Milholland: The reason to conduct analytics is to find nuggets of information that you can take action against. We don’t collect terabytes and petabytes of information to be locked up and only rarely accessed by the most sophisticated programs. In the past, the questions you could ask about the data were limited by the fields into which the data was entered in the first place. In contrast, there are new approaches that are more forgiving in how they combine different types of data. As a result, IRS analysts can ask questions that might not have even occurred to them when we were first setting up the database. We are just tapping into the opportunity to merge more of our structured data (think of the tax return you file every year) with our less structured data (think of call logs) to create a more complete picture of the trends we seek. As the cost of storing data continues to drop, the notion of how much data we should keep online is also changing. This coupled with the new approaches I just mentioned opens up creative ways of analyzing the data. I also think our analytics will move more into a rapid visual representation of information to learn and discover the data. We also have an opportunity to extend analytics to share results across internal stakeholders to take advantage of the wisdom of the crowds.
Castro: What kinds of challenges do you see on the horizon for more effective use of Big Data in federal agencies?
Milholland: I’ve always thought the term “Big Data” would be more appropriately labeled as “Big Insights.” That really is the goal—to gain insights. The challenge the federal government has with data is the same whether it is big data, small data, old data or new data. Data by itself is not very interesting. It is when you combine data with other data that puts the data in context and makes for a much more interesting usage. The integration of data remains a key challenge. Even with standards in place to exchange the data, the data will come in different formats, granularity, frequency, keys, latency, etc., requiring each circumstance to be analyzed.
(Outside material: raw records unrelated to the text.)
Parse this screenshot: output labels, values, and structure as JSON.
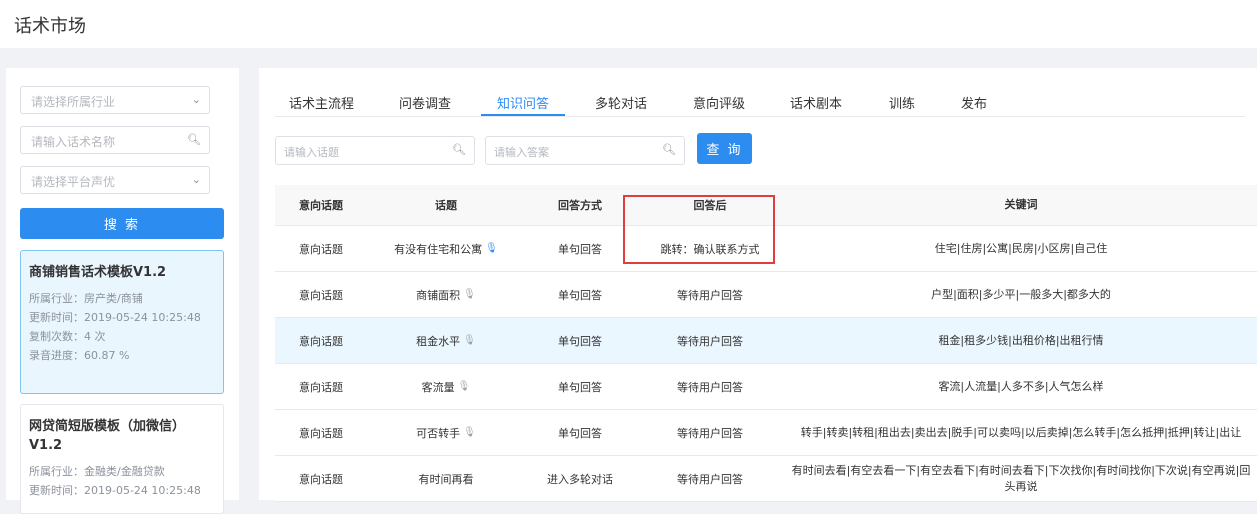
{
  "page": {
    "title": "话术市场"
  },
  "sidebar": {
    "industry_placeholder": "请选择所属行业",
    "name_placeholder": "请输入话术名称",
    "voice_placeholder": "请选择平台声优",
    "search_label": "搜 索",
    "cards": [
      {
        "title": "商铺销售话术模板V1.2",
        "industry": "所属行业：房产类/商铺",
        "updated": "更新时间：2019-05-24 10:25:48",
        "copies": "复制次数：4 次",
        "progress": "录音进度：60.87 %"
      },
      {
        "title": "网贷简短版模板（加微信）V1.2",
        "industry": "所属行业：金融类/金融贷款",
        "updated": "更新时间：2019-05-24 10:25:48"
      }
    ]
  },
  "tabs": [
    "话术主流程",
    "问卷调查",
    "知识问答",
    "多轮对话",
    "意向评级",
    "话术剧本",
    "训练",
    "发布"
  ],
  "active_tab": "知识问答",
  "filters": {
    "topic_placeholder": "请输入话题",
    "answer_placeholder": "请输入答案",
    "query_label": "查 询"
  },
  "table": {
    "headers": [
      "意向话题",
      "话题",
      "回答方式",
      "回答后",
      "关键词"
    ],
    "rows": [
      [
        "意向话题",
        "有没有住宅和公寓",
        "单句回答",
        "跳转：确认联系方式",
        "住宅|住房|公寓|民房|小区房|自己住"
      ],
      [
        "意向话题",
        "商铺面积",
        "单句回答",
        "等待用户回答",
        "户型|面积|多少平|一般多大|都多大的"
      ],
      [
        "意向话题",
        "租金水平",
        "单句回答",
        "等待用户回答",
        "租金|租多少钱|出租价格|出租行情"
      ],
      [
        "意向话题",
        "客流量",
        "单句回答",
        "等待用户回答",
        "客流|人流量|人多不多|人气怎么样"
      ],
      [
        "意向话题",
        "可否转手",
        "单句回答",
        "等待用户回答",
        "转手|转卖|转租|租出去|卖出去|脱手|可以卖吗|以后卖掉|怎么转手|怎么抵押|抵押|转让|出让"
      ],
      [
        "意向话题",
        "有时间再看",
        "进入多轮对话",
        "等待用户回答",
        "有时间去看|有空去看一下|有空去看下|有时间去看下|下次找你|有时间找你|下次说|有空再说|回头再说"
      ]
    ]
  },
  "colors": {
    "accent": "#2d8cf0",
    "highlight": "#e03e3e"
  }
}
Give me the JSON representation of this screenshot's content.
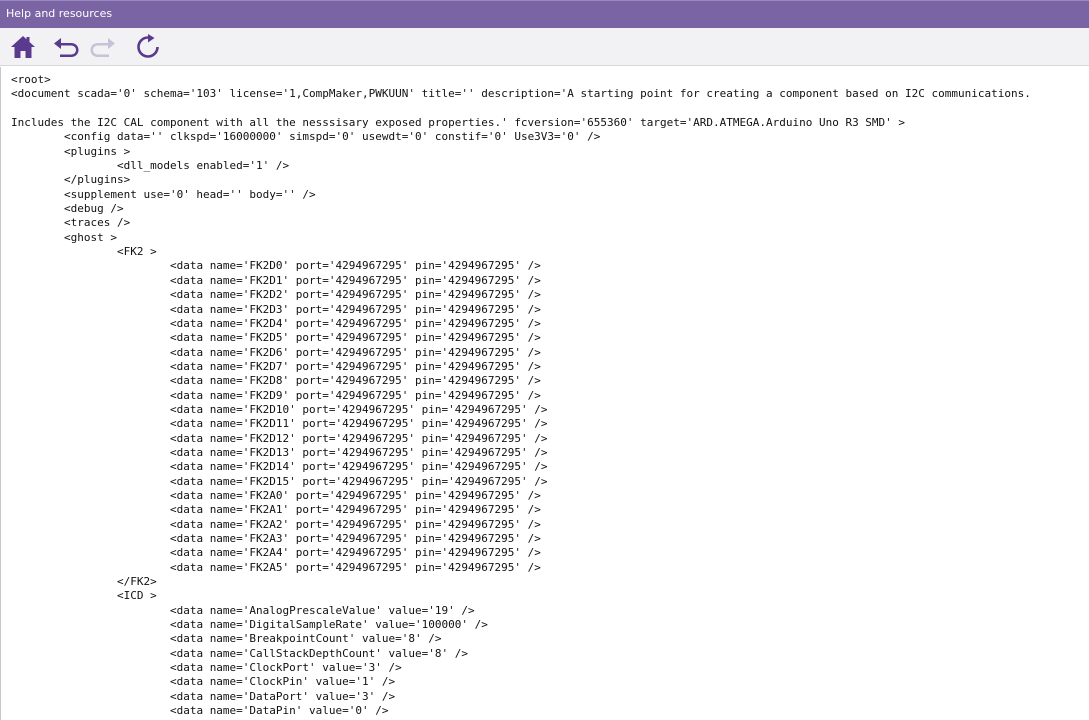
{
  "window": {
    "title": "Help and resources"
  },
  "toolbar": {
    "buttons": [
      {
        "icon": "home-icon"
      },
      {
        "icon": "undo-icon"
      },
      {
        "icon": "redo-icon"
      },
      {
        "icon": "refresh-icon"
      }
    ]
  },
  "colors": {
    "titlebar": "#7a64a4",
    "icon": "#5a3a8e",
    "icon_disabled": "#c8c2d8"
  },
  "content": {
    "lines": [
      "<root>",
      "<document scada='0' schema='103' license='1,CompMaker,PWKUUN' title='' description='A starting point for creating a component based on I2C communications.",
      "",
      "Includes the I2C CAL component with all the nesssisary exposed properties.' fcversion='655360' target='ARD.ATMEGA.Arduino Uno R3 SMD' >",
      "\t<config data='' clkspd='16000000' simspd='0' usewdt='0' constif='0' Use3V3='0' />",
      "\t<plugins >",
      "\t\t<dll_models enabled='1' />",
      "\t</plugins>",
      "\t<supplement use='0' head='' body='' />",
      "\t<debug />",
      "\t<traces />",
      "\t<ghost >",
      "\t\t<FK2 >",
      "\t\t\t<data name='FK2D0' port='4294967295' pin='4294967295' />",
      "\t\t\t<data name='FK2D1' port='4294967295' pin='4294967295' />",
      "\t\t\t<data name='FK2D2' port='4294967295' pin='4294967295' />",
      "\t\t\t<data name='FK2D3' port='4294967295' pin='4294967295' />",
      "\t\t\t<data name='FK2D4' port='4294967295' pin='4294967295' />",
      "\t\t\t<data name='FK2D5' port='4294967295' pin='4294967295' />",
      "\t\t\t<data name='FK2D6' port='4294967295' pin='4294967295' />",
      "\t\t\t<data name='FK2D7' port='4294967295' pin='4294967295' />",
      "\t\t\t<data name='FK2D8' port='4294967295' pin='4294967295' />",
      "\t\t\t<data name='FK2D9' port='4294967295' pin='4294967295' />",
      "\t\t\t<data name='FK2D10' port='4294967295' pin='4294967295' />",
      "\t\t\t<data name='FK2D11' port='4294967295' pin='4294967295' />",
      "\t\t\t<data name='FK2D12' port='4294967295' pin='4294967295' />",
      "\t\t\t<data name='FK2D13' port='4294967295' pin='4294967295' />",
      "\t\t\t<data name='FK2D14' port='4294967295' pin='4294967295' />",
      "\t\t\t<data name='FK2D15' port='4294967295' pin='4294967295' />",
      "\t\t\t<data name='FK2A0' port='4294967295' pin='4294967295' />",
      "\t\t\t<data name='FK2A1' port='4294967295' pin='4294967295' />",
      "\t\t\t<data name='FK2A2' port='4294967295' pin='4294967295' />",
      "\t\t\t<data name='FK2A3' port='4294967295' pin='4294967295' />",
      "\t\t\t<data name='FK2A4' port='4294967295' pin='4294967295' />",
      "\t\t\t<data name='FK2A5' port='4294967295' pin='4294967295' />",
      "\t\t</FK2>",
      "\t\t<ICD >",
      "\t\t\t<data name='AnalogPrescaleValue' value='19' />",
      "\t\t\t<data name='DigitalSampleRate' value='100000' />",
      "\t\t\t<data name='BreakpointCount' value='8' />",
      "\t\t\t<data name='CallStackDepthCount' value='8' />",
      "\t\t\t<data name='ClockPort' value='3' />",
      "\t\t\t<data name='ClockPin' value='1' />",
      "\t\t\t<data name='DataPort' value='3' />",
      "\t\t\t<data name='DataPin' value='0' />"
    ]
  }
}
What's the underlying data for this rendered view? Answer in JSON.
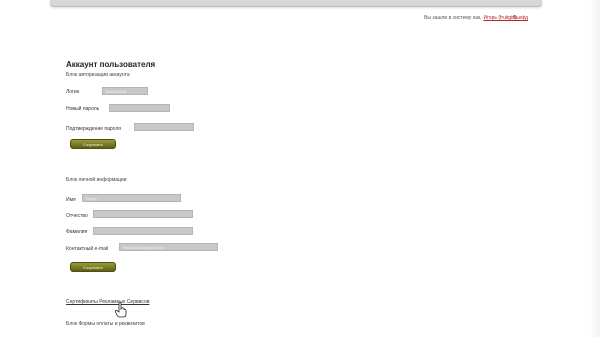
{
  "header": {
    "user_prefix": "Вы зашли в систему как,",
    "user_link": "Игорь (fruitgirl)",
    "logout": "Выход"
  },
  "main": {
    "title": "Аккаунт пользователя",
    "auth_block_title": "Блок авторизации аккаунта",
    "auth_fields": [
      {
        "label": "Логин",
        "value": "fuxtan2006"
      },
      {
        "label": "Новый пароль",
        "value": ""
      },
      {
        "label": "Подтверждение пароля",
        "value": ""
      }
    ],
    "save_label_1": "Сохранить",
    "personal_block_title": "Блок личной информации",
    "personal_fields": [
      {
        "label": "Имя",
        "value": "Игорь"
      },
      {
        "label": "Отчество",
        "value": ""
      },
      {
        "label": "Фамилия",
        "value": ""
      },
      {
        "label": "Контактный e-mail",
        "value": "fuxtan2006@yandex.ru"
      }
    ],
    "save_label_2": "Сохранить",
    "certificates_link": "Сертификаты Рекламных Сервисов",
    "payment_block_title": "Блок Формы оплаты и реквизитов"
  }
}
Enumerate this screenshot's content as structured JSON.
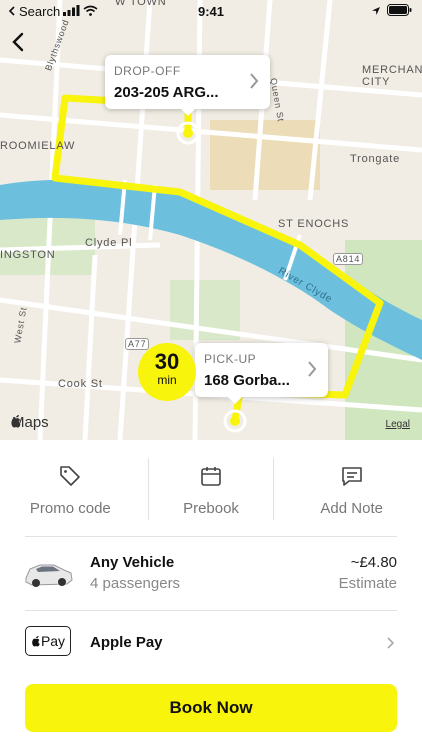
{
  "status_bar": {
    "carrier": "Search",
    "time": "9:41"
  },
  "nav": {
    "back_icon": "chevron-left-icon"
  },
  "map": {
    "labels": [
      "MERCHANT CITY",
      "ROOMIELAW",
      "Trongate",
      "ST ENOCHS",
      "Clyde Pl",
      "INGSTON",
      "River Clyde",
      "A814",
      "A77",
      "Cook St",
      "West St",
      "Queen St",
      "Blythswood",
      "W TOWN"
    ],
    "attribution": "Maps",
    "legal": "Legal",
    "route_color": "#f9f40b"
  },
  "dropoff": {
    "label": "DROP-OFF",
    "address": "203-205 ARG..."
  },
  "pickup": {
    "label": "PICK-UP",
    "address": "168 Gorba..."
  },
  "eta": {
    "value": "30",
    "unit": "min"
  },
  "actions": [
    {
      "label": "Promo code",
      "icon": "tag-icon"
    },
    {
      "label": "Prebook",
      "icon": "calendar-icon"
    },
    {
      "label": "Add Note",
      "icon": "message-icon"
    }
  ],
  "vehicle": {
    "name": "Any Vehicle",
    "passengers": "4 passengers",
    "price": "~£4.80",
    "price_note": "Estimate"
  },
  "payment": {
    "method_badge": "Pay",
    "method_name": "Apple Pay"
  },
  "book_button": {
    "label": "Book Now"
  },
  "colors": {
    "accent": "#f9f40b",
    "river": "#6cc0dd"
  }
}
Connecting all the dots between agencies or from any external party is still more art than science.
Castro: During your tenure at the IRS, you have presided over some major IT modernization projects. What lessons would you offer to others in the federal sector facing similar challenges?
Milholland: First, start with the end in mind but tackle in small chunks. At the IRS, data is our crown jewel. We don’t make the tax law and any internal application we create is worthless without the data. So understanding that data drives our success was important to establish up front. We have spent a considerable amount of time educating and training our staff on what it means to be data-centric. So whatever your end state is, be consistent on your messaging so all efforts will support that key driver. That will help ensure everyone is thinking about the end state, which ultimately helps avoid rework.
Second, embrace the iterative process. Modernization is often not a technology challenge. More often it is a cultural shift that takes momentum, which starts with a small success, to show people that it can be done a different way. Different doesn’t mean the other way was right or wrong, but just different. Different so that whatever your challenge is, you are better positioned to be successful in the future.
Third lesson is to be transparent. The federal government has many oversight communities and it is easier to bring them along with you than to try to explain things after the fact. Lastly, don’t be afraid to jump generations of technologies but have tolerance for some failures. We all learn from our failures and the idea is to learn what not to do as early as possible before you have invested much money. Prototyping is a good way to test ideas and strategies that seem good on paper but need a practical application before they can be determined a good fit for your organization.
“5 Q’s on Data Innovation” is part of an ongoing series of interviews for Data Innovation Day by ITIF Senior Analyst Daniel Castro. If you have a suggestion for someone who should be featured, send an email to Daniel Castro at email@example.com.